The PDP Bill, 2019, also introduces the concept of ‘consent managers’ [See Sec. 21(1) and 23] which was not present in the Srikrishna Bill. The term Consent Managers is not defined in the definitions clause of the Bill, but is defined under an explanation to Sec. 23 as – a data fiduciary which enables a data principal to gain, withdraw, review and manage their consent through an accessible, transparent and interoperable platform. All consent management platforms are to be registered with the DPA [See Sec. 23(5)].

From a reading of the definition of consent managers, it seems like the PDP Bill, 2019 has introduced the concept of ‘consent dashboards’ as recommended by the Srikrishna Committee in its report. On the face of it consent management tools/ consent dashboards may help in reducing consent fatigue, but they might bring up fresh privacy challenges. A trail of metadata generated by consent dashboards might help create a detailed profile of an individuals user engagement online. Specially, when such management tools are required to be registered with the DPA, metadata generated by these tools may assist in profiling of citizens.

  1. Definitions of Personal and Sensitive Personal Data [Sec. 3(28) and (36) of the Bill]

The PDP Bill, 2019 has expanded the definition of personal data to include inferred data.
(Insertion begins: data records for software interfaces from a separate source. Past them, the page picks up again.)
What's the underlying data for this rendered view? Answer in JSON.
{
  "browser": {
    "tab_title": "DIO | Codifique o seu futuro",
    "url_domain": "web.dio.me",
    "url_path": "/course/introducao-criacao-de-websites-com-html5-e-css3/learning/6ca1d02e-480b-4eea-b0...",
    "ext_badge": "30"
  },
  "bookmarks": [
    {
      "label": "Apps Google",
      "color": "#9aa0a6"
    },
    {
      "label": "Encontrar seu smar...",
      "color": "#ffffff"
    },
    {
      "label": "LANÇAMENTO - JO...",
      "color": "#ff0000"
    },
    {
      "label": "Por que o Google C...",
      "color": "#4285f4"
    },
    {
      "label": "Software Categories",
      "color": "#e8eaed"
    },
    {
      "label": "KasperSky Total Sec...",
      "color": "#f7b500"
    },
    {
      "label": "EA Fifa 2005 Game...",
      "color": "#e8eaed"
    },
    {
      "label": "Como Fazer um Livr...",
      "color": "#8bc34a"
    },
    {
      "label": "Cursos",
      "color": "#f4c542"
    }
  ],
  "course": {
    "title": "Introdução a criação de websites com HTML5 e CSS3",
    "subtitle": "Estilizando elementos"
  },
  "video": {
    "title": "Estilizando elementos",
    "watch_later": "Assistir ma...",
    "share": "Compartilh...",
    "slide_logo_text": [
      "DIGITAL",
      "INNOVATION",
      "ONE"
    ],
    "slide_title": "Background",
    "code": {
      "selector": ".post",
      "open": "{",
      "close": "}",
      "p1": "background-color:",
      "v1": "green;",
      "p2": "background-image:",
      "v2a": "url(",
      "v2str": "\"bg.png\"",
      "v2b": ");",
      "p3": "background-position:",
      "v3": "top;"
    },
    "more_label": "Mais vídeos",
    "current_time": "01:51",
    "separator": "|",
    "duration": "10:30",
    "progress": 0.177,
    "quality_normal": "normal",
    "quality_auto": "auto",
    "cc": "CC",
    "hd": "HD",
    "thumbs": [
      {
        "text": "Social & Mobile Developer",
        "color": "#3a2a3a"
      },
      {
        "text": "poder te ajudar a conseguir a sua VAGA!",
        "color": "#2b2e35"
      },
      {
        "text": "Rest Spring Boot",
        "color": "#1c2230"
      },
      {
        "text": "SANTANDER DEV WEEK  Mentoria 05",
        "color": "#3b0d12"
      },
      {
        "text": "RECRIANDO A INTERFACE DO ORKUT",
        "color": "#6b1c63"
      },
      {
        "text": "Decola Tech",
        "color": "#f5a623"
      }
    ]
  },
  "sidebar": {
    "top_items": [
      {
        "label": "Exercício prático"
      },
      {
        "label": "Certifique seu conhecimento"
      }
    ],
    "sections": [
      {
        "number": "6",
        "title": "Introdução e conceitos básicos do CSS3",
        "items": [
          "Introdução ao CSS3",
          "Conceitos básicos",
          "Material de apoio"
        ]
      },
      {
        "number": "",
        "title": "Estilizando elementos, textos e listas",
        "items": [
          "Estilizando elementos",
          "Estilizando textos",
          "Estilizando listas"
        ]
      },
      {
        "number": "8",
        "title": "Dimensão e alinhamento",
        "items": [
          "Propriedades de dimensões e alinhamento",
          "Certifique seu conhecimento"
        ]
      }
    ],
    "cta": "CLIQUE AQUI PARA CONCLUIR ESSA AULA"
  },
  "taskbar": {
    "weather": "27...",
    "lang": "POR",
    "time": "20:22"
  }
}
Sec. 3(28) includes - “… and shall include any inference drawn from such data for the purpose of profiling”.

Including inferred data for the purpose of profiling in the definition of personal data is a positive move as this will give the right to data principals to request data fiduciaries for such data as well (See Sec. 17 of the Bill).

The PDP Bill, 2019 has taken off ‘passwords’ from under the purview of sensitive personal data. This may be for the reason for easy transfer of such data outside India when read in conjunction with the data localisation clauses – Sec. 33 and 34 of the Bill.

  1. Privacy by Design Policy (Sec. 22 of the Bill)

The PDP Bill, 2019 introduces a concept of a privacy by design policy. Every data fiduciary is required to prepare a privacy by design policy and have it certified by the DPA. There is a requirement on each data fiduciary to publish this privacy by design policy once it has been certified by the DPA.

  1. Removal of offences for obtaining, transferring, or selling of personal/ sensitive personal data (Sec. 90 and 91 of the Srikrishna Bill)

Offences for obtaining, transferring or selling of personal/ sensitive personal data have been removed from the PDP Bill, 2019 as compared to the Srikrishna Bill.

[There are other changes in the PDP Bill, 2019, like – removal of an obligation on data fiduciaries to demonstrate adherence to the Bill {Sec. 11(2) of the Srikrishna Bill}; SPD has been removed from the employer processing exception {Sec. 13(1) of the PDP Bill, 2019}; there is strict mandate now for data protection officers to be located in India {Sec. 30(3) of the PDP Bill, 2019}; and there is an exemption from certain clauses of the Bill for regulatory sandboxes (Sec. 40 of the PDP Bill, 2019). We will cover all these in our detailed analysis of the Bill.]

All Posts | Apr 01,2019

Our Comments to DPIIT on the Draft National E-commerce Policy

On 23rd February, 2019, the Department for Promotion of Industry and Internal Trade (“the DPIIT”) released the Draft National E-Commerce Policy (“the Draft Policy”) with the objective to help stakeholders fully benefit from opportunities arising from the progressive digitization of the domestic digital economy and establish a level playing field for all stakeholders in the digital economy.

Though, titled as the ‘National E-Commerce Policy’ the document addresses a wide range of subjects, such as data protection and ownership, cross-border data flow, foreign investment, tax, competition issues, intellectual property and intermediary liability, among other things. These issues affect a number of stakeholders and industries in addition to e-commerce websites and their consumers.

Our comments, inter alia, address issues with the Draft Policy like - jurisdiction of the DPIIT, data ownership and sovereignty, data localisation, intermediary liability and law enforcement access to data. Our detailed comments are as follows: